By Dan Matthews
Image Source: www.unsplash.com
The marriage between health science and technology has been a long and happy one. However, that union has perhaps never been more important than it is today. Now, more than ever, state-of-the-art technologies, from bioengineering to artificial intelligence (AI), are playing a leading role in optimizing patient care, supporting healthcare providers, and expanding the scope of medical knowledge.
Among the most significant and promising of these technologies in the domain of health, sciences are robotics.
These technologies are not only increasingly being used in clinics, hospitals, and operating rooms, but also in health sciences classrooms at every level, including primary, secondary, and post-secondary education. This article explores the reasons why you should begin integrating robotics into your health sciences courses and identifies key strategies for doing so.
By Dan Matthews
All children deserve the right to be set up for success, and one of the ways children are prepared to do their best in school is based on their access to technology. Technology is a great equalizer for all children, and all children can become better learners through the use of technology — especially children with disabilities. Despite this benefit of technology in the classroom, however, not all technology is accessible to all children. How can parents and educators ensure all students, no matter their ability, receive the best education they can?
By Dan Matthews
Solid STEM education is perhaps one of the best gifts parents and teachers can give students, equipping them today with the tools they will need to fill some of the most lucrative and in-demand jobs of tomorrow. But although STEM learning has so much to offer, many children, teens, and college students often avoid science and technology curricula due to the inherent rigor of such programs.
By Dora Miller.
Robots are exciting to play tools for children and young adults. What if students learned how to make robots? Would robotics make it easy to handle STEM? Would the robots make other concepts easier to understand?
By Shannon Flynn
(Street Boro City Schools students in a class using VR)
While virtual reality (VR) is still a developing technology, many industries worldwide are looking into the potential benefits of using it in their operations.
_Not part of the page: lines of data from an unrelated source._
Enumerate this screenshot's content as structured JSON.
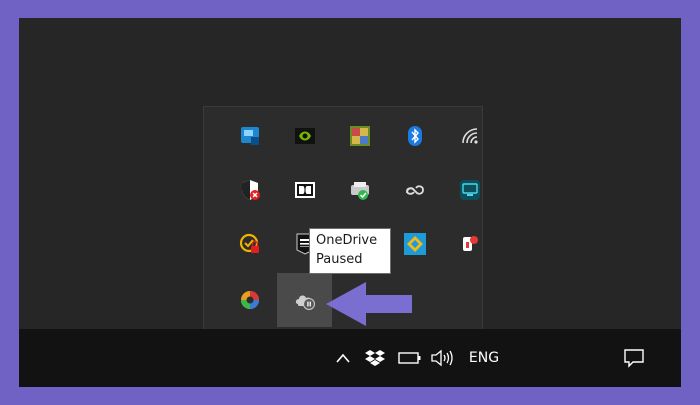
{
  "tooltip": {
    "line1": "OneDrive",
    "line2": "Paused"
  },
  "taskbar": {
    "language": "ENG"
  },
  "tray_icons": [
    "intel-graphics-icon",
    "nvidia-icon",
    "color-grid-icon",
    "bluetooth-icon",
    "network-wifi-icon",
    "security-shield-icon",
    "dolby-icon",
    "printer-check-icon",
    "creative-cloud-icon",
    "monitor-app-icon",
    "vpn-lock-icon",
    "epic-games-icon",
    "onedrive-hidden-icon",
    "blue-diamond-icon",
    "red-app-icon",
    "colorful-gear-icon",
    "onedrive-paused-icon"
  ],
  "colors": {
    "frame": "#6f62c4",
    "desktop": "#262626",
    "flyout": "#2c2c2c",
    "taskbar": "#121212",
    "arrow": "#7a6fd0"
  }
}
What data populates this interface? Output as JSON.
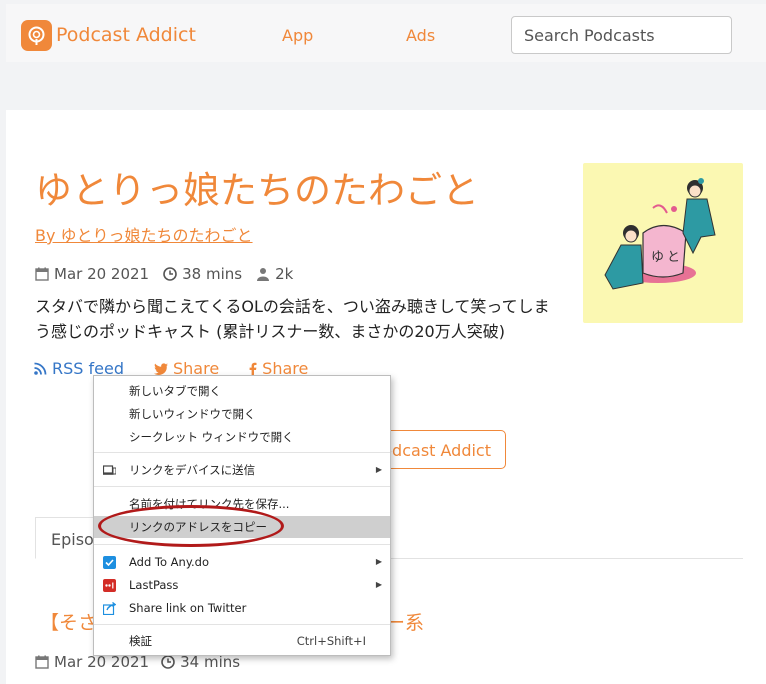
{
  "header": {
    "brand": "Podcast Addict",
    "nav": {
      "app": "App",
      "ads": "Ads"
    },
    "search_placeholder": "Search Podcasts"
  },
  "podcast": {
    "title": "ゆとりっ娘たちのたわごと",
    "author": "By ゆとりっ娘たちのたわごと",
    "date": "Mar 20 2021",
    "duration": "38 mins",
    "listeners": "2k",
    "description": "スタバで隣から聞こえてくるOLの会話を、つい盗み聴きして笑ってしまう感じのポッドキャスト (累計リスナー数、まさかの20万人突破)",
    "actions": {
      "rss": "RSS feed",
      "twitter_share": "Share",
      "facebook_share": "Share"
    },
    "open_button": "odcast Addict"
  },
  "tabs": {
    "episodes": "Episod"
  },
  "episode": {
    "title_start": "【そさ",
    "title_end": "ー系",
    "date": "Mar 20 2021",
    "duration": "34 mins"
  },
  "context_menu": {
    "items": [
      {
        "label": "新しいタブで開く"
      },
      {
        "label": "新しいウィンドウで開く"
      },
      {
        "label": "シークレット ウィンドウで開く"
      },
      {
        "label": "リンクをデバイスに送信",
        "submenu": true
      },
      {
        "label": "名前を付けてリンク先を保存..."
      },
      {
        "label": "リンクのアドレスをコピー",
        "selected": true
      },
      {
        "label": "Add To Any.do",
        "submenu": true
      },
      {
        "label": "LastPass",
        "submenu": true
      },
      {
        "label": "Share link on Twitter"
      },
      {
        "label": "検証",
        "shortcut": "Ctrl+Shift+I"
      }
    ]
  },
  "colors": {
    "accent": "#f0883a",
    "link": "#3576c7",
    "highlight_circle": "#b11a1a"
  }
}
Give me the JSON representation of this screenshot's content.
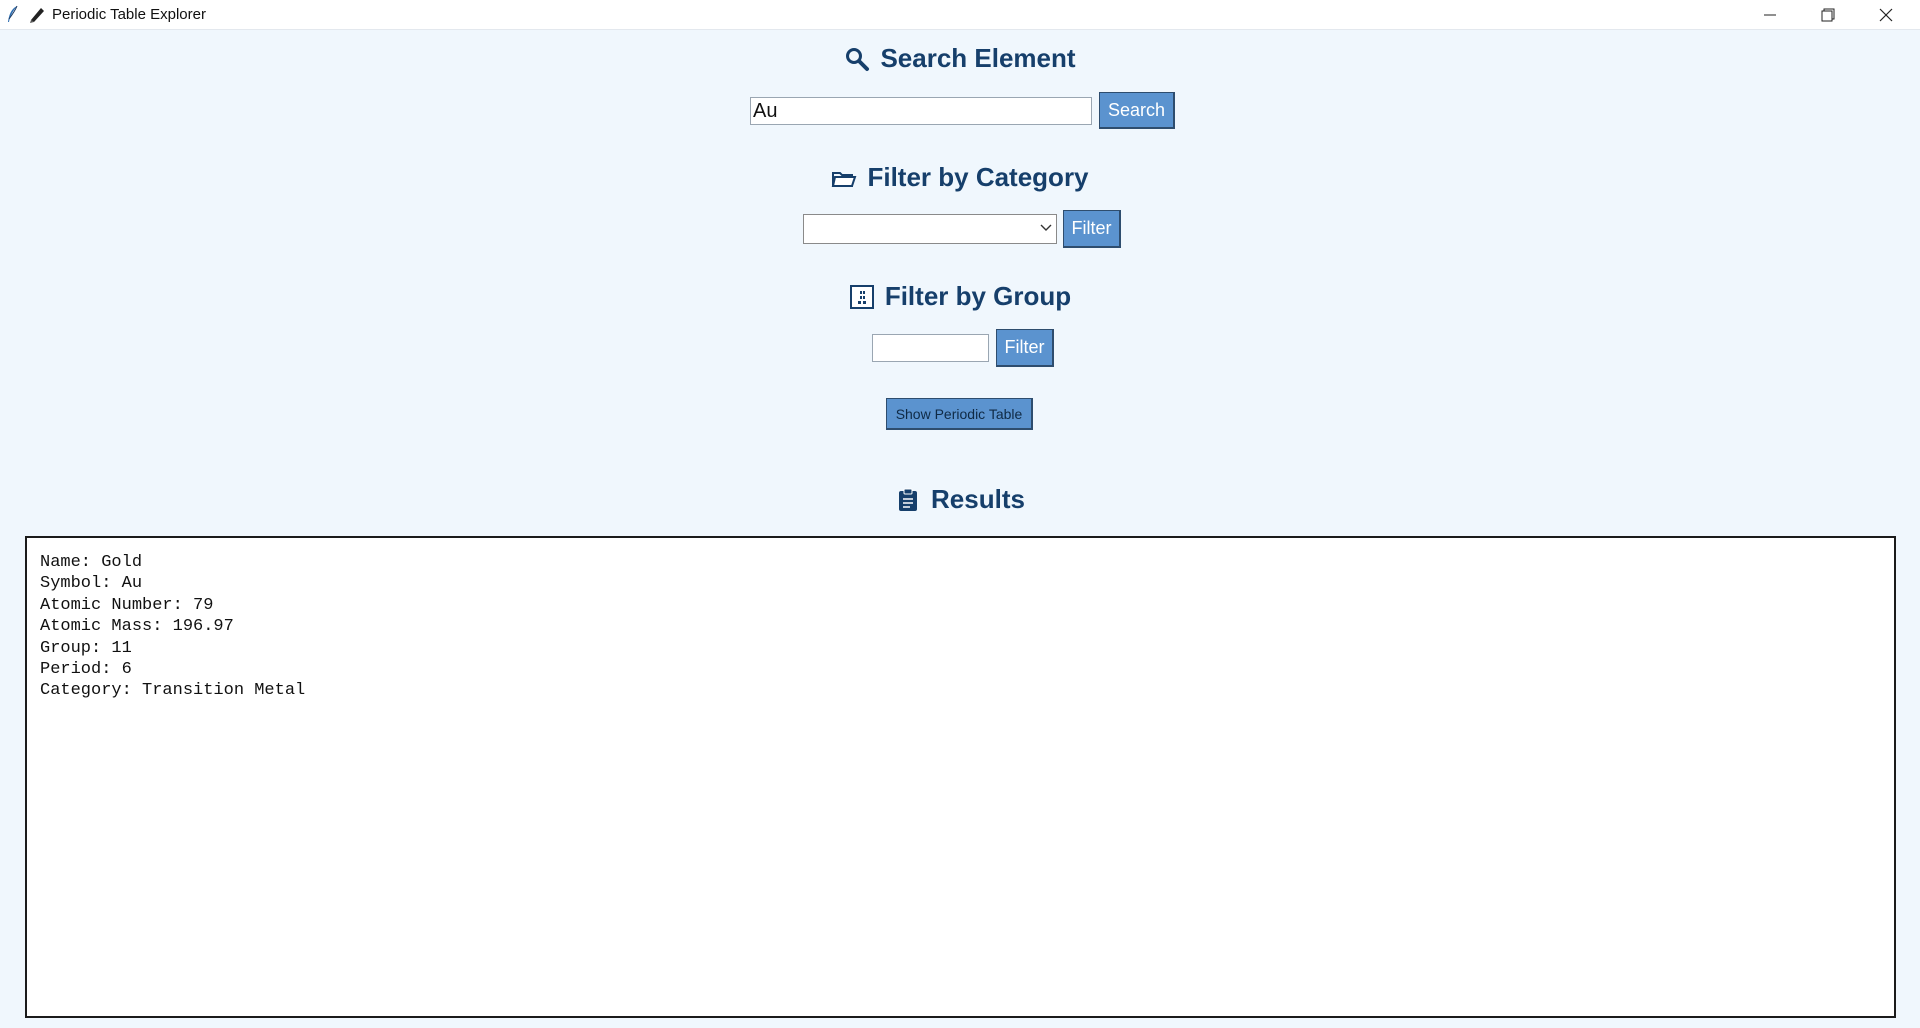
{
  "window": {
    "title": "Periodic Table Explorer",
    "icons": [
      "feather-icon",
      "pen-icon"
    ]
  },
  "search": {
    "title": "Search Element",
    "icon": "magnifier-icon",
    "value": "Au",
    "button_label": "Search"
  },
  "category_filter": {
    "title": "Filter by Category",
    "icon": "folder-icon",
    "selected": "",
    "button_label": "Filter"
  },
  "group_filter": {
    "title": "Filter by Group",
    "icon": "grid-icon",
    "value": "",
    "button_label": "Filter"
  },
  "show_table_button": "Show Periodic Table",
  "results": {
    "title": "Results",
    "icon": "clipboard-icon",
    "lines": [
      "Name: Gold",
      "Symbol: Au",
      "Atomic Number: 79",
      "Atomic Mass: 196.97",
      "Group: 11",
      "Period: 6",
      "Category: Transition Metal"
    ]
  },
  "colors": {
    "background": "#f0f7fd",
    "heading": "#163f6b",
    "button": "#5b93cf"
  }
}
From manufacturing to retail, VR can be a transformative piece of tech that intertwines digital and physical realities.
Another sector investigating the advantages of VR is education. For most people, the concept of VR is complex and futuristic. However, it’s rapidly evolving, and it will likely be commonplace in daily life. Statista reports that the VR market size will increase to more than $12 billion by 2024.
Below is more information about VR, the benefits of using VR in a technical classroom, and details regarding VR Expeditions 2.0.
We are excited to share with you a set of new features for VR Expeditions 2.0! and we can't wait for you to try them! Here are the most important ones that will make your and your students' VR experience much better!
By Nancy Howard
With the rapid development of AI and tech as a whole, it’s no wonder that EdTech is becoming more common every day. Not only is it being used by educational institutions, but it’s also transitioning into our daily lives while businesses are starting to use it in their own employee training. Hence, here’s how EdTech will change the future of learning in 2022.
There are multitudes of STEM grants you can apply for. You should carefully consider all possible funding sources when searching for money to pay for your newest classroom innovation. Here are some STEM funding options.
By Devin Partida
Image source: https://unsplash.com/
There’s no denying that STEM fields lack diversity. For example, engineering and computer science, two of the most lucrative fields, remain male-dominated. According to the American Association of University Women (AAUW), 21% of engineering college students and 19% of computer science majors are female.
Many organizations, colleges, and universities are trying to address these gaps through various educational measures. This comes at a time when emerging technologies are being widely used across multiple industries, and more women are needed to pursue these fields to meet job demand.
One study found that role-model intervention had positive and significant effects on female respondents. A study from The Lyda Hill Foundation & The Geena Davis Institute on Gender and Media reports that more women, especially Asian-American and Latinx women, have entered STEM fields since the late 1990s, but the statistics remain low.
Here are some female STEM professionals that can serve as role models.
Furhat Robotics has acquired US-based social robotics company Misty Robotics. The acquisition also means that Furhat Robotics has now expanded operations to the US market. Both the Furhat and Misty robots will continue to be on the market (initially under different brands and websites), and over time during this year integrated under the same brand with a strong vision and the strength of a new team.
The companies claim they are operating from a “unified vision”, and say that Furhat Robotics will continue to support the Misty Robotics brand, helping develop and expand the product range, as well as integrating Furhat and Misty features to enhance future social robots.
RobotLAB, as a platform-agnostic company is here to support our customers regardless of the ownership of the manufacturing company. Our commitment is to guide, troubleshoot and offer the last updates about Furhat and Misty!
The Furhat team suggests that its own product — a robot with a rear-projected animated face on it — is great for social robots that need to have an adult personality, such as airports, train stations, or medical applications. What Misty adds to the mix is something that is far more extensible, and can be more expressive with its little arms and facial expression. Nonetheless, the Furhat team explains that while the two robots look very different, they have a lot in common, as well.
Find the entire article here
Learn more about About Furhat and Misty robots with RobotLAB